This is the flip side of the Homestead Credit, which caps annual property tax increases. When home prices are skyrocketing, your taxes reflect only part of that rise. But you'll be catching up with the unpaid part of the increase later when prices stagnate -- and even when they drop. (It's only when your property assessment and your tax burden equal out that your tax bill figure stays put.)
As Larry Carson reports, "a house that jumped 50 percent in value when it was reassessed in 2005, for example, would take 10 years to reach full value if the annual cap is 5 percent or less, as it is in 15 of Maryland's 24 jurisdictions." His article notes that "virtually all" of the 700,000-plus property owners recently reassessed will have a bigger tax bill this year.
Carson, property tax reporter extraordinaire, reports in another story that Baltimore City's reassessed neighborhoods saw a big increase in taxable values even as some parts of the state declined:
While appraisals were nearly flat statewide for property overall - and even dipped in the more prosperous suburbs - values for homes in the third of Baltimore that will receive the notices rose 21.4 percent since their last assessment in 2005.
State assessors said home values rose 9.7 percent in eastern Baltimore County, 5 percent along the U.S. 40 corridor in Harford County, and 2 percent in the reassessed area of Carroll County.
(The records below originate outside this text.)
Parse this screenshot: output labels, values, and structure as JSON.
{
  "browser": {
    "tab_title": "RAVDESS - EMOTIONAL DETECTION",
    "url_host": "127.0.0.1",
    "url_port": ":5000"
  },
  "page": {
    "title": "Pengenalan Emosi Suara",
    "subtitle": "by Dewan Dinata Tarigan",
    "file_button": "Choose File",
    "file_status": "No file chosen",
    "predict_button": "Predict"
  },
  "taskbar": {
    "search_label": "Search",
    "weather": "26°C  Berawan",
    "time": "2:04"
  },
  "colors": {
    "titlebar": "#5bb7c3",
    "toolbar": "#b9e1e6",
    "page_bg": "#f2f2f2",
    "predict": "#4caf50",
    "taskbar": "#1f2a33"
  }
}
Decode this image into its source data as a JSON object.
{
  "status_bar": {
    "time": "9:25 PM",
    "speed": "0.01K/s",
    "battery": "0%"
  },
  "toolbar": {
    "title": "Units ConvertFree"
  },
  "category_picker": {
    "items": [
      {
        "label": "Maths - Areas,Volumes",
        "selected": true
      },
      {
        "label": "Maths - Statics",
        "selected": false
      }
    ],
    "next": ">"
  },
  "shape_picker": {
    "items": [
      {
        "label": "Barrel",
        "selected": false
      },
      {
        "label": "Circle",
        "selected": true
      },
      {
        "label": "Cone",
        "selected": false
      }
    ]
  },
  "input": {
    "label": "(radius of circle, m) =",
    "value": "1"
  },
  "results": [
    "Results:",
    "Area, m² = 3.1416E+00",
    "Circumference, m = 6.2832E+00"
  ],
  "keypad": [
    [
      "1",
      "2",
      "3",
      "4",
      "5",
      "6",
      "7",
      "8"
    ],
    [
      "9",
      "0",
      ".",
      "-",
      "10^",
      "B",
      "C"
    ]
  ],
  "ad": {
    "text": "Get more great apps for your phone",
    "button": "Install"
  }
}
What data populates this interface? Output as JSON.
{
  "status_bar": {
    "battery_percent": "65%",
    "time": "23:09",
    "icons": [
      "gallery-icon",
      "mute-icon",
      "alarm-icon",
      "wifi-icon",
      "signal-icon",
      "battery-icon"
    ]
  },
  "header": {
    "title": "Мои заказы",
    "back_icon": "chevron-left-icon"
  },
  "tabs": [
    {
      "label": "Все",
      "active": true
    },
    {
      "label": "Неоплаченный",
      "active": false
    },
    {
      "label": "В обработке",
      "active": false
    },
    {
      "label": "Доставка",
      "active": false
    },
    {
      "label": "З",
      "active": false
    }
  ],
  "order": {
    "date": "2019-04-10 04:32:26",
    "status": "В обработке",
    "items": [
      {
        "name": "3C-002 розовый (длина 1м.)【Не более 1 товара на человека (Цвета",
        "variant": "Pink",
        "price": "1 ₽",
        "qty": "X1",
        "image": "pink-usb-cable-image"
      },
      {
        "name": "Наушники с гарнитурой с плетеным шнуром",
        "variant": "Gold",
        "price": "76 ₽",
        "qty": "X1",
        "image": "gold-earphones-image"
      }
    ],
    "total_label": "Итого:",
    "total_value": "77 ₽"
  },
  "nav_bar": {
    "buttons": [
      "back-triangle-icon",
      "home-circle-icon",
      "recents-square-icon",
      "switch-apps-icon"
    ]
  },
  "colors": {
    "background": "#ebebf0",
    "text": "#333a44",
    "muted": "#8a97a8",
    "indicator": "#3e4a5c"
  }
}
Home values dropped 4.2 percent in Anne Arundel, 7 percent in Howard and 16.3 percent in Montgomery County.
Think your reassessed value is wrong? You can appeal.
Read a How-to from the end of '07 on property tax appeals or go to the state's appeal page for information.